> WHAT THE TASK REQUIRES
Every line below that has "مادرید" in it should be copied.

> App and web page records
-- -- --
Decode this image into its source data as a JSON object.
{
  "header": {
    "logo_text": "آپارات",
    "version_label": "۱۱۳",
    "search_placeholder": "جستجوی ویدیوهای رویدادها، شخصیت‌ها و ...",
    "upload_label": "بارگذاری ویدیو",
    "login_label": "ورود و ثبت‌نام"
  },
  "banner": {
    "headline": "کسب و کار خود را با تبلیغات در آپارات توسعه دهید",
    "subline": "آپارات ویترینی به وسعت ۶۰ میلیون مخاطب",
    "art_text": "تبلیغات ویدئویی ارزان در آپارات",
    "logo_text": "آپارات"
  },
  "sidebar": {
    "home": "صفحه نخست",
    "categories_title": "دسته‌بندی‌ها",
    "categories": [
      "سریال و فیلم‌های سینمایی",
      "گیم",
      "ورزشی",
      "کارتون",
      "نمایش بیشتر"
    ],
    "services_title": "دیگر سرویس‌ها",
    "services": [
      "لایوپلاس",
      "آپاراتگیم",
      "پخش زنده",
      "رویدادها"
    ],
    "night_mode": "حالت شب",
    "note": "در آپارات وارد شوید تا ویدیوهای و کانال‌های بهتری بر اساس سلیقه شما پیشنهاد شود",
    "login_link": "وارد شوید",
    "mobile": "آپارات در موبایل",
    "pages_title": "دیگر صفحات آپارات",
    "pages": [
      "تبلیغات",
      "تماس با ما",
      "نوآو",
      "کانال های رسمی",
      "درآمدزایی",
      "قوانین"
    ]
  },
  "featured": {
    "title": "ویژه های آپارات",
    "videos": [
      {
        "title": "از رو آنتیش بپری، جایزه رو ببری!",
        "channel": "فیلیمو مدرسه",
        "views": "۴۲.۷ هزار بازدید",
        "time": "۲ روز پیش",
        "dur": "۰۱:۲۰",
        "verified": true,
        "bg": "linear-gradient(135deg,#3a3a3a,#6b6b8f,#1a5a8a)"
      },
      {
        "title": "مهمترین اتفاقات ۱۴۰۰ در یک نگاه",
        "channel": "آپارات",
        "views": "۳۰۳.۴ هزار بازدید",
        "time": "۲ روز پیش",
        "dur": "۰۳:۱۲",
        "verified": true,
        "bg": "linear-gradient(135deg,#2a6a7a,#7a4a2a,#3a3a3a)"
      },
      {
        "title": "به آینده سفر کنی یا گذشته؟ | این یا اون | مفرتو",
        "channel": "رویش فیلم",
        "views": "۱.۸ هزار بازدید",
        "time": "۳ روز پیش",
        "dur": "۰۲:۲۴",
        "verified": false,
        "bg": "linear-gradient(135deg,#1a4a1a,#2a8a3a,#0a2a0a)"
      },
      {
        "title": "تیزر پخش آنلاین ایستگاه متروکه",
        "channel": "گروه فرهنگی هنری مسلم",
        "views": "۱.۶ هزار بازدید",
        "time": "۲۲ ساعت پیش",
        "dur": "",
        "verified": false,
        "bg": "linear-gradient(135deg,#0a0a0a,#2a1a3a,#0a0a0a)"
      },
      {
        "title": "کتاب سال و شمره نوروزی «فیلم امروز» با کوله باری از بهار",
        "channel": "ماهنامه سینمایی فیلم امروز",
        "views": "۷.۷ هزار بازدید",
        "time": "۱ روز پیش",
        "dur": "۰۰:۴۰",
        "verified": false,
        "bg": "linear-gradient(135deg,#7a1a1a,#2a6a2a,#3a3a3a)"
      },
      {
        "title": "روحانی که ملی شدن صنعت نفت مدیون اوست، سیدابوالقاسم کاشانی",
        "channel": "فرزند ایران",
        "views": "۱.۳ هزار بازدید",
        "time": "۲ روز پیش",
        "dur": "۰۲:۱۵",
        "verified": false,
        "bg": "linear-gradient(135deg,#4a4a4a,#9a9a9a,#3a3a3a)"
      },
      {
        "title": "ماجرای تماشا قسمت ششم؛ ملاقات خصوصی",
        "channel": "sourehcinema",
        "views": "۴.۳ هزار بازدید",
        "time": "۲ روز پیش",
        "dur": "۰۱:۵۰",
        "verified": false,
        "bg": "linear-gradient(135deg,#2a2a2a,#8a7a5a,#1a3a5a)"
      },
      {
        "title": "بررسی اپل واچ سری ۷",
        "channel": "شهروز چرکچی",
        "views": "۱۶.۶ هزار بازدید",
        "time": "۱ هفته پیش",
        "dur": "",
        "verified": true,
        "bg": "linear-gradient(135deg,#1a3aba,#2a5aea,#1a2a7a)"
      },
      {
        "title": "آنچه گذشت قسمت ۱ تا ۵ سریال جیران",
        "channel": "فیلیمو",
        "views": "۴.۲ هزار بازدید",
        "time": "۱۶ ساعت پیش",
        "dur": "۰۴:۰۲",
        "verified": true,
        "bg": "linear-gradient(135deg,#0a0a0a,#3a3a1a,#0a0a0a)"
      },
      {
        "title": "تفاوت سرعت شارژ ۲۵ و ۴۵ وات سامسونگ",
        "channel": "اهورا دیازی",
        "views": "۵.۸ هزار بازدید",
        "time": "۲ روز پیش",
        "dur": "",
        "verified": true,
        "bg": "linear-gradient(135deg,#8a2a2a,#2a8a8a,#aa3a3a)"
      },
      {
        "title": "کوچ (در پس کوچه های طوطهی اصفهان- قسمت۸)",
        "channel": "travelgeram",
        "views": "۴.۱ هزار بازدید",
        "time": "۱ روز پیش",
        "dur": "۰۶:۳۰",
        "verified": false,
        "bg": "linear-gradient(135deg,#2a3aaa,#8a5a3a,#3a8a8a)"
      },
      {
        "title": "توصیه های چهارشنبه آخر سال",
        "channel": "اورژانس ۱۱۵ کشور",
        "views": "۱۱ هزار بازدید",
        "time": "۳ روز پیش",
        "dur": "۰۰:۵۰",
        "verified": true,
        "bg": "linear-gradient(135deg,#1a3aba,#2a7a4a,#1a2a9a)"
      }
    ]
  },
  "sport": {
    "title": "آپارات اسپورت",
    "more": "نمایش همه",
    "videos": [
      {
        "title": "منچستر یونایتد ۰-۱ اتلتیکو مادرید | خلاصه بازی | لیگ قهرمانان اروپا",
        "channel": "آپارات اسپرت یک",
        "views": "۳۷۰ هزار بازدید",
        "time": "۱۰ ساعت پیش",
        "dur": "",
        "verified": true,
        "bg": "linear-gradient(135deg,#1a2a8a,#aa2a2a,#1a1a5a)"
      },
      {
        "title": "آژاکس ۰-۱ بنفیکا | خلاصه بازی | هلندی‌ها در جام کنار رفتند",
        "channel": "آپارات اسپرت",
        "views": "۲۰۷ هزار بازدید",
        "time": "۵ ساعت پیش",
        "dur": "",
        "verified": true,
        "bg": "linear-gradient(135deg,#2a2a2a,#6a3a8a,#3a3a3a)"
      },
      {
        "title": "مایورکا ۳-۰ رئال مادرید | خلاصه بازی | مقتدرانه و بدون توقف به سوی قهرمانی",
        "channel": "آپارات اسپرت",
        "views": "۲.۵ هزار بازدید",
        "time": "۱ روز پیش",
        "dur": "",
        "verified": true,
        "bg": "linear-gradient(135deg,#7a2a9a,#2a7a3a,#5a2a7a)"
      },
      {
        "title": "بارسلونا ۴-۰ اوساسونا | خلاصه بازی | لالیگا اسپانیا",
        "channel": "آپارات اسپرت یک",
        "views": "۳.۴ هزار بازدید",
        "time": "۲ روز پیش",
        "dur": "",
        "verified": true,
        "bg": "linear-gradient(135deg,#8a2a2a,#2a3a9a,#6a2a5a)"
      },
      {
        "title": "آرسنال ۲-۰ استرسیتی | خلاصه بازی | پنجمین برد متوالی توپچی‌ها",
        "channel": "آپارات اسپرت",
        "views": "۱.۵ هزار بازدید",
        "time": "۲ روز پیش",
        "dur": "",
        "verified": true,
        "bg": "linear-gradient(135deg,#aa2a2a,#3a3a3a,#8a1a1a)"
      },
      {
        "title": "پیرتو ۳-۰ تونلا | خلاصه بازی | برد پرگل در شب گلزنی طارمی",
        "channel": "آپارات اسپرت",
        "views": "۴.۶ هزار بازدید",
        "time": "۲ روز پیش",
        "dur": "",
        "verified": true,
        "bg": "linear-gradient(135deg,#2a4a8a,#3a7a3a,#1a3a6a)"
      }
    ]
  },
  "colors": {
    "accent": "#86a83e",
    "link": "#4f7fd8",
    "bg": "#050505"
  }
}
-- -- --
> WRITTEN RESPONSE
        "title": "منچستر یونایتد ۰-۱ اتلتیکو مادرید | خلاصه بازی | لیگ قهرمانان اروپا",
        "title": "مایورکا ۳-۰ رئال مادرید | خلاصه بازی | مقتدرانه و بدون توقف به سوی قهرمانی",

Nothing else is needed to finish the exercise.